After receiving the minister’s support (our first tangible accomplishment), we gathered the most enthusiastic students and presented them with copies of Oleksa Tykhy’s book Mova — narod (Language — Nation). It was a very symbolic present. Tykhy also comes from Donbas. A typewritten copy of his book was found in one of the local dissidents’ archive. The book was eventually published by the Smoloskyp Publishers thanks to the same youth community that is campaigning for adding Stus’ name to the name of Donetsk University. The thing was not the book itself (although it was, no doubt, a praiseworthy project)—the students had a feeling they were moving in the right direction. Even if it was only the support of a minister, it was a step toward the goal.
Let me emphasize that Stus is a figure that is absolutely outside politics.
L.I.: It is apolitical today because most likely he could have never foreseen the kind of politics we are faced with. You are right: your project must be above politics, for this is the only way for it to have noble import. A man with such public stand, extraordinary talent, and courage is what Ukraine needs as an indicator of the degree of malaise within our society, so we can see how far from normal we have gone. I wish I could ask those who oppose the naming initiative, Where were you when Vasyl Stus was serving his term in a prison camp in Mordovia?
S.F.: You know, back in 1981 Vasyl Stus wrote this prophetic poem:
The evening sun will dim amidst
Flutter like a bird and melt into
Then, in the dark, you’ll realize what life is,
And what is the fleeting moment, shining sun.
Then, casting heavy eyes over
In the quiet hour of twilight,
In the rock-solid marble haze,
You will glimpse Ukraine,
And the hostile blue
and orange colors
Will appear as a heavy cross
or a foe’s ill wish.
Vasyl Stus stands over and above all political forces and parties. There are no names except his in our project, and nor shall there be any. There will be no mention of Fedorchuk or the NGO site’s editor Tkachenko. It’s not about us, nor even about the 600 students who have signed our petition.

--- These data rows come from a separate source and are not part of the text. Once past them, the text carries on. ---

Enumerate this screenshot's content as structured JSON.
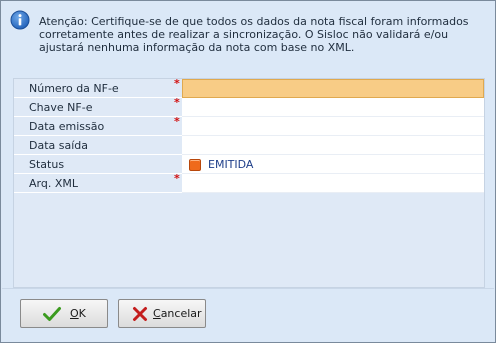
{
  "notice": {
    "icon": "info-icon",
    "text": "Atenção: Certifique-se de que todos os dados da nota fiscal foram informados corretamente antes de realizar a sincronização. O Sisloc não validará e/ou ajustará nenhuma informação da nota com base no XML."
  },
  "form": {
    "fields": [
      {
        "label": "Número da NF-e",
        "required": "*",
        "value": ""
      },
      {
        "label": "Chave NF-e",
        "required": "*",
        "value": ""
      },
      {
        "label": "Data emissão",
        "required": "*",
        "value": ""
      },
      {
        "label": "Data saída",
        "required": "",
        "value": ""
      },
      {
        "label": "Status",
        "required": "",
        "value": "EMITIDA"
      },
      {
        "label": "Arq. XML",
        "required": "*",
        "value": ""
      }
    ]
  },
  "buttons": {
    "ok": {
      "label": "OK",
      "icon": "check-icon"
    },
    "cancel": {
      "label": "Cancelar",
      "icon": "x-icon"
    }
  },
  "colors": {
    "required": "#d21010",
    "focused_field": "#f8cc86",
    "status_chip": "#ef6a1b",
    "ok_check": "#3b9b1f",
    "cancel_x": "#c41d1d"
  }
}
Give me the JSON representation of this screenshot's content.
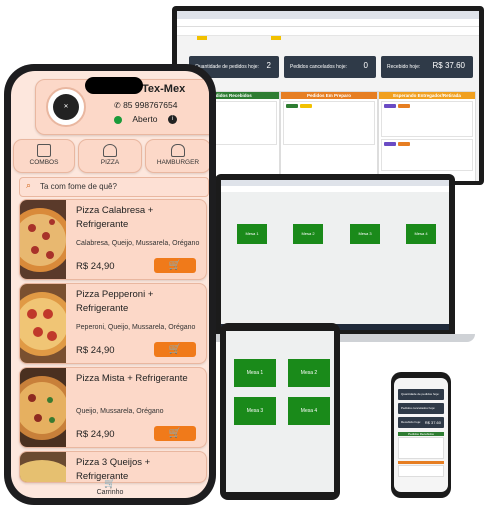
{
  "monitor": {
    "stats": [
      {
        "label": "Quantidade de pedidos hoje:",
        "value": "2"
      },
      {
        "label": "Pedidos cancelados hoje:",
        "value": "0"
      },
      {
        "label": "Recebido hoje:",
        "value": "R$ 37.60"
      }
    ],
    "columns": [
      {
        "title": "Pedidos Recebidos",
        "color": "#2e7d32"
      },
      {
        "title": "Pedidos Em Preparo",
        "color": "#e67e22"
      },
      {
        "title": "Esperando Entregador/Retirada",
        "color": "#f0a020"
      }
    ]
  },
  "laptop": {
    "tables": [
      "Mesa 1",
      "Mesa 2",
      "Mesa 3",
      "Mesa 4"
    ]
  },
  "tablet": {
    "tables": [
      "Mesa 1",
      "Mesa 2",
      "Mesa 3",
      "Mesa 4"
    ]
  },
  "small_phone": {
    "stats": [
      "Quantidade de pedidos hoje:",
      "Pedidos cancelados hoje:",
      "Recebido hoje:"
    ],
    "received_value": "R$ 37.60",
    "column_title": "Pedidos Recebidos"
  },
  "app": {
    "store_name": "Tex-Mex",
    "phone": "85 998767654",
    "status": "Aberto",
    "status_color": "#1a9a3a",
    "accent": "#f07a1a",
    "categories": [
      {
        "label": "COMBOS",
        "icon": "receipt-icon"
      },
      {
        "label": "PIZZA",
        "icon": "pizza-icon"
      },
      {
        "label": "HAMBURGER",
        "icon": "burger-icon"
      }
    ],
    "search_placeholder": "Ta com fome de quê?",
    "items": [
      {
        "name": "Pizza Calabresa + Refrigerante",
        "desc": "Calabresa, Queijo, Mussarela, Orégano",
        "price": "R$ 24,90"
      },
      {
        "name": "Pizza Pepperoni + Refrigerante",
        "desc": "Peperoni, Queijo, Mussarela, Orégano",
        "price": "R$ 24,90"
      },
      {
        "name": "Pizza Mista + Refrigerante",
        "desc": "Queijo, Mussarela, Orégano",
        "price": "R$ 24,90"
      },
      {
        "name": "Pizza 3 Queijos + Refrigerante",
        "desc": "",
        "price": ""
      }
    ],
    "cart_label": "Carrinho"
  }
}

L.I.: The Ostroh Club members joined your initiative as soon as they learned about it. By the way, Den’ and Ostroh Club organized Stus readings at Ostroh Academy in January 2008. One of the participants was Serhii Nesvit, a graduate student who had come from Donetsk. His presentation was remembered in Ostroh this year because the previous year he was extremely well-prepared and gave a fascinating account of Stus’ life. Even then I had a feeling that the attitude of Donetsk University students to Vasyl Stus was not superficial. Rather, they demonstrated profound knowledge and, most importantly, understanding of his life and poetry. For the philology students at Ostroh Academy Nesvit’s presentation was an interesting lecture.
Many people may not know who Vasyl Stus is. We must give give them a chance and time. We dedicated last year to Stus not simply to honor his memory, but to let people who did not understand the importance of his words look at him from a different angle, appreciate his extraordinary energy and his unprecedented story in the Soviet Union, which by then seemed to have become vegetarian.
S.F.: Yes, Vasyl Stus succeeded in making the Soviet regime go berserk—not with the aid of arms or rebellion, but with his public stand. That is why we are convinced that the university must bear precisely his name and not one of those that are now being circulated now.
L.I.: Of course, we must remember all those worthy individuals who did important things during Soviet times, but the younger generation must have different role models. We are now faced with totally different tasks than they were. We should not confront people who continue living in the past and those who still fail to realize the importance of your requirements. You are not interested in aggravating the conflict, are you? Therefore, you ought to meet your opponents halfway, so you can keep your doors open.
S.F.: Of course, what we want is not only to name the university, but also to be understood by its administration and the local authorities. May the name of Vasyl Stus become the cornerstone of a new, adequate, interesting, cultured, and intelligent Donbas.